+++ Source data

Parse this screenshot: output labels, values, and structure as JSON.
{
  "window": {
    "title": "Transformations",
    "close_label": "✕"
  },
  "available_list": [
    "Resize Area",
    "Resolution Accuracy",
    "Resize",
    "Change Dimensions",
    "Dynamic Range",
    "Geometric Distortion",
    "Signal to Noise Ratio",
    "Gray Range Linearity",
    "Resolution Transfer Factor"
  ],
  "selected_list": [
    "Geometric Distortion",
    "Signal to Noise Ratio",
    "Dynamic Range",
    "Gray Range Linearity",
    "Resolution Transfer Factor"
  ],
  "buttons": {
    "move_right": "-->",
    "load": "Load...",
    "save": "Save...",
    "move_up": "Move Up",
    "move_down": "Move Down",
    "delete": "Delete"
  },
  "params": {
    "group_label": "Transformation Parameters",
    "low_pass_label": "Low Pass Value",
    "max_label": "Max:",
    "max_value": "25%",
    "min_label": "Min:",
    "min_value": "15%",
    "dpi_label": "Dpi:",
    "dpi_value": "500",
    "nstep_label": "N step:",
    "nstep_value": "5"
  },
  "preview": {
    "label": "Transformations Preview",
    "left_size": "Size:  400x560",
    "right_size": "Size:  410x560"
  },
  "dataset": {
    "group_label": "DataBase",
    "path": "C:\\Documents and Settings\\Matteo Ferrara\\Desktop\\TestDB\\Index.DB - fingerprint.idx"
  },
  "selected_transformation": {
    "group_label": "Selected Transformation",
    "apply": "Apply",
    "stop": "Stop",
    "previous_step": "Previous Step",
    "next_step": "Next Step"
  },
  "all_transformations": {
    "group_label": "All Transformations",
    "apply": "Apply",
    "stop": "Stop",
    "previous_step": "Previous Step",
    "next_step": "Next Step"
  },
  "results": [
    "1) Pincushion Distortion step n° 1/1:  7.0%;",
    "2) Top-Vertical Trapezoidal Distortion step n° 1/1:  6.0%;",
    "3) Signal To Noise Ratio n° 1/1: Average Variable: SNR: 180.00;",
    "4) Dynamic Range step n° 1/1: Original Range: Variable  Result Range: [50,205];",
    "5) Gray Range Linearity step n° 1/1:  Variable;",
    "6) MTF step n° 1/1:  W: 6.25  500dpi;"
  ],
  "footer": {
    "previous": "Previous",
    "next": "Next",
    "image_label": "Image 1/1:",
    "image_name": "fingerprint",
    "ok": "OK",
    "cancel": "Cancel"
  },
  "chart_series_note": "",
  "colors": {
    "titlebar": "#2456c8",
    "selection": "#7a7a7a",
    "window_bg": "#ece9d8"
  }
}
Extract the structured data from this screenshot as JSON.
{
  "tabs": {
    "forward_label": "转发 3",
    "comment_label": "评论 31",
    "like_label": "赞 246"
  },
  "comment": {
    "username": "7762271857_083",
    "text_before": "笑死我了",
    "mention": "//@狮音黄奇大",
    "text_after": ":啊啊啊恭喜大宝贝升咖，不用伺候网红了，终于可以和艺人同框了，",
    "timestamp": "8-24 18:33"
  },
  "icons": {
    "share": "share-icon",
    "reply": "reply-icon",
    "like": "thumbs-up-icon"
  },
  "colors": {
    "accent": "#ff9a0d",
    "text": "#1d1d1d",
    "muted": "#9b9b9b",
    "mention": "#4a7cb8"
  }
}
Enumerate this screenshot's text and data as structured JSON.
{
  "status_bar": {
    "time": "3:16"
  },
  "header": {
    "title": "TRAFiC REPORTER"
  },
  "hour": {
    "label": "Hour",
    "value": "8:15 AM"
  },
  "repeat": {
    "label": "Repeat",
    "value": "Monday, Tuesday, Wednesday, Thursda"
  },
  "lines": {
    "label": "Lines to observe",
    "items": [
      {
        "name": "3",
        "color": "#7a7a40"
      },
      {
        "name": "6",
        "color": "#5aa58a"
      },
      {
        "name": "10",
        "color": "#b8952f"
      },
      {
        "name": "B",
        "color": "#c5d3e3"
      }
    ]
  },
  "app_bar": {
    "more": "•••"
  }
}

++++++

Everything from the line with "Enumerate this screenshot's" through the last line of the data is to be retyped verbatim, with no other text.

▸ **Solution to this exercise**:
Enumerate this screenshot's text and data as structured JSON.
{
  "status_bar": {
    "time": "3:16"
  },
  "header": {
    "title": "TRAFiC REPORTER"
  },
  "hour": {
    "label": "Hour",
    "value": "8:15 AM"
  },
  "repeat": {
    "label": "Repeat",
    "value": "Monday, Tuesday, Wednesday, Thursda"
  },
  "lines": {
    "label": "Lines to observe",
    "items": [
      {
        "name": "3",
        "color": "#7a7a40"
      },
      {
        "name": "6",
        "color": "#5aa58a"
      },
      {
        "name": "10",
        "color": "#b8952f"
      },
      {
        "name": "B",
        "color": "#c5d3e3"
      }
    ]
  },
  "app_bar": {
    "more": "•••"
  }
}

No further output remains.